Langer also reports, however, that the President holds the confidence of the American people by a 14-percent margin over Kerry to keep the United States safer and more secure. He also scores better than Kerry on having a "clear plan" to deal with terrorism; just four in 10 say they think Kerry has one.
Bush's overall approval rating stands at 47 percent in this survey, and 51 percent of Americans disapprove of the job he's doing. In the head-to-head matchup among registered voters, Kerry leads by 4 points -- just outside the margin of error -- when Ralph Nader is in the mix. Kerry leads by 8 points -- 53 percent to 45 percent - without Nader.
Washington Post Polling Director Rich Morin joins Dan Balz in laying out the poll's results. LINK
"The shift is potentially significant because Bush has consistently received higher marks on fighting terrorism than on Iraq, and if the decline signals a permanent loss of confidence in his handling of the fight against terrorism, that could undermine a central part of his reelection campaign message."
A little perspective: The latest Harris poll, conducted June 8-15, showed President Bush leading Sen. Kerry, 48 percent to 42 percent. The latest poll by Investor's Business Daily and the Christian Science Monitor showed Bush and Kerry basically even, 44 percent to 43 percent, respectively, and Bush gained a little ground with Nader in the mix: 43 percent to 40 percent, with Nader taking 5 percent.

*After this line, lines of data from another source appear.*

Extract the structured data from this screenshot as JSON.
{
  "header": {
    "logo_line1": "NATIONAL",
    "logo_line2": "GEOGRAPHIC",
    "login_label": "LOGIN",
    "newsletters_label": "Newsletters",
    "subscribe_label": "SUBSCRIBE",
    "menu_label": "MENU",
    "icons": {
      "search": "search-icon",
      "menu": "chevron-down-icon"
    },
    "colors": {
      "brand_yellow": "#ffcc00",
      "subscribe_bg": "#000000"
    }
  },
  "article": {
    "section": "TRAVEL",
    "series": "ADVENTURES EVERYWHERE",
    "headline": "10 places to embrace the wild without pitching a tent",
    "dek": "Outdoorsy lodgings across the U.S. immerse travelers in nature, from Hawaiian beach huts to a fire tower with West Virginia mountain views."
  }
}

The Los Angeles Times' Rainey examines the dispute between pollsters and political consultants over the stability (or lack thereof) of party identification. Recall that early June L.A. Times survey showing a 13-point gap in the number of respondents who identified themselves as Democrats versus the number who identified themselves as Republicans. LINK
"At its root, the dispute over The Times poll exemplifies differences between how independent polling organizations and politicians view survey results and party preferences."
"Independent pollsters think many voters have relatively unsettled political party allegiances. When asked to name the party they favor, they might be swayed by recent news events or even by questions asked earlier in a survey, the pollsters say."
"Political operatives, in contrast, tend to believe that party identification is more static. They say they can predict at any given time, with some precision, the party breakdown among the nation's voters."
Interesting lesson: partisan pollsters often adjust for party membership, while news pollsters usually do not.
ABC News Vote 2004: Bush-Cheney re-elect:
Elisabeth Bumiller of the New York Times doesn't seem all that taken with the "staged" event on "healthy marriages" in Cincinnati yesterday. LINK
"But neither the Groveses nor Mr. Bush directly addressed the subject for the day, strengthening marriage, or whether ACT had helped keep the Groveses together. Nor did the Groveses address whether the Bush "healthy marriage" initiative would help people like themselves."
We're pretty sure it played better on Ohio TV than it did this morning's New York Times.
The Washington Post's Dana Milbank Notes "President Bush and Vice President Cheney Monday took fresh news of an improving employment outlook to Ohio and Nevada, states that are considered crucial for the two if they are to continue their own employment for another four years." LINK